As a parent or grandparent, in most situations you’re part of a team. And you have great assets in the other people in your children’s lives. Do you think of them that way, as teammates?
If you’re married, the most important teammate in your parenting/grandparenting is your spouse. And when I say “teamwork,” I’m not talking about when the kids are over one of you plans all the activities and cooks the meals. It’s full-court press by both of you.
And if you’ll excuse a few more sports analogies, this teamwork isn’t so much like an eleven-man offense marching a football ninety yards to score. And it isn’t having a secret weapon come in for a fourth-and-long desperation play.
The kind of teamwork I’m thinking of is more like what happens at halftime in the locker room. Coaches review the stats, talk about what the players are and aren’t doing well, and give encouragement for the second half.
As a parent/grandparent, this is where you compare notes with your husband or wife, ask for feedback on how you’re doing, and gather the strength to love your kids through whatever struggles may arise. Part strategy, part pep talk.

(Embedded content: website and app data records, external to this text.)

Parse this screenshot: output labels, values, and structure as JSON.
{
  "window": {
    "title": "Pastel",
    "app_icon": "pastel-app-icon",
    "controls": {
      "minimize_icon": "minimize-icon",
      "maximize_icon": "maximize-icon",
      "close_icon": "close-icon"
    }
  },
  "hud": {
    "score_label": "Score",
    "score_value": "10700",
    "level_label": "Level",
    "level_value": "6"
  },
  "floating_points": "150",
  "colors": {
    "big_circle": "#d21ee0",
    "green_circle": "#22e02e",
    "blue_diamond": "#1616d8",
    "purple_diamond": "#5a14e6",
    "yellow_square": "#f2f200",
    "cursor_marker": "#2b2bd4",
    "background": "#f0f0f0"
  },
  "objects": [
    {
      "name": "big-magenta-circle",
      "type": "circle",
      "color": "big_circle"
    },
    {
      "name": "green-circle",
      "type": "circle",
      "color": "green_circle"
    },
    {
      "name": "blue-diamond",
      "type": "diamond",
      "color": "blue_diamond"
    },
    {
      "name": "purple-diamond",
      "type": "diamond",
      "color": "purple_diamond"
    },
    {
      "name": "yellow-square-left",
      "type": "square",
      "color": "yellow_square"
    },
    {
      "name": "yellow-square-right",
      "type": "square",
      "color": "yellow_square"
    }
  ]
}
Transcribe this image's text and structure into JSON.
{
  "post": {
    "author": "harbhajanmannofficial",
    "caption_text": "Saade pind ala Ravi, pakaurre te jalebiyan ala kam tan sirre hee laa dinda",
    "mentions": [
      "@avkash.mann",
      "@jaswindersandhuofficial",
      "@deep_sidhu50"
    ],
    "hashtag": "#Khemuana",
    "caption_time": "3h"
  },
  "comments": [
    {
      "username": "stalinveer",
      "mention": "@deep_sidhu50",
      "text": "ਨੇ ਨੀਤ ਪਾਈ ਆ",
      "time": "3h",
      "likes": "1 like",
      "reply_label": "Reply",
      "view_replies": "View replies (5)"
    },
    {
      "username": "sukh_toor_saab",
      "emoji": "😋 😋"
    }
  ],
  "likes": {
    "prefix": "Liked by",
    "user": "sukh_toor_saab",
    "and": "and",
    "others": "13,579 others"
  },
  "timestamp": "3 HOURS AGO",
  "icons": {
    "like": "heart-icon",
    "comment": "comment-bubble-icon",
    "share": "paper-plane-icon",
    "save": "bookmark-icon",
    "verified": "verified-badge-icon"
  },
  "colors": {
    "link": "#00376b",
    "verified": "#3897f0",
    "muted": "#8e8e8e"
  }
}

And you know what? There are other great members of your team, like your grandchild’s parents. Those discussions are a bit different, but you still gain a lot from their feedback and insights about the kids. Other teammates might include coaches, teachers, youth sponsors, and so on. You may not interact with them a whole lot, but I encourage you to ask them what they see in your grandchild and take their comments to heart.
There are some great benefits to this teamwork. First, these other people can provide you with information about your grandchildren. They are with them in situations you’re not. When the kids aren’t around, hearing stories about what they did or how they reacted will tell you much about who your grandkids are.
Second, your teammates give you the benefit of a different angle! In a sense, you see only one portion of your grandchild’s life—your perspective. Your spouse and your adult children and the second-grade teacher will all have a completely different perspective, and it can be quite illuminating when you compare notes.
And third: those other people can become pretty good models and teachers for you! Grandmothers and grandfathers respond differently to children, just like mothers and fathers do. Some are more sensitive to the kids’ needs, and how to meet those needs. Others put the kids in more challenging situations and see how they respond. Maybe one grandparent is especially good at having fun and making the grandkids laugh. What can you learn from him or her?
Ask your teammates for advice, and listen. Or maybe sit down over coffee and ask, “So, how am I doing as a grandparent?”
As a wise grandparent, you realize that you are not alone, and through healthy discussion you can form a team that helps your grandkids win championships and soar to new heights.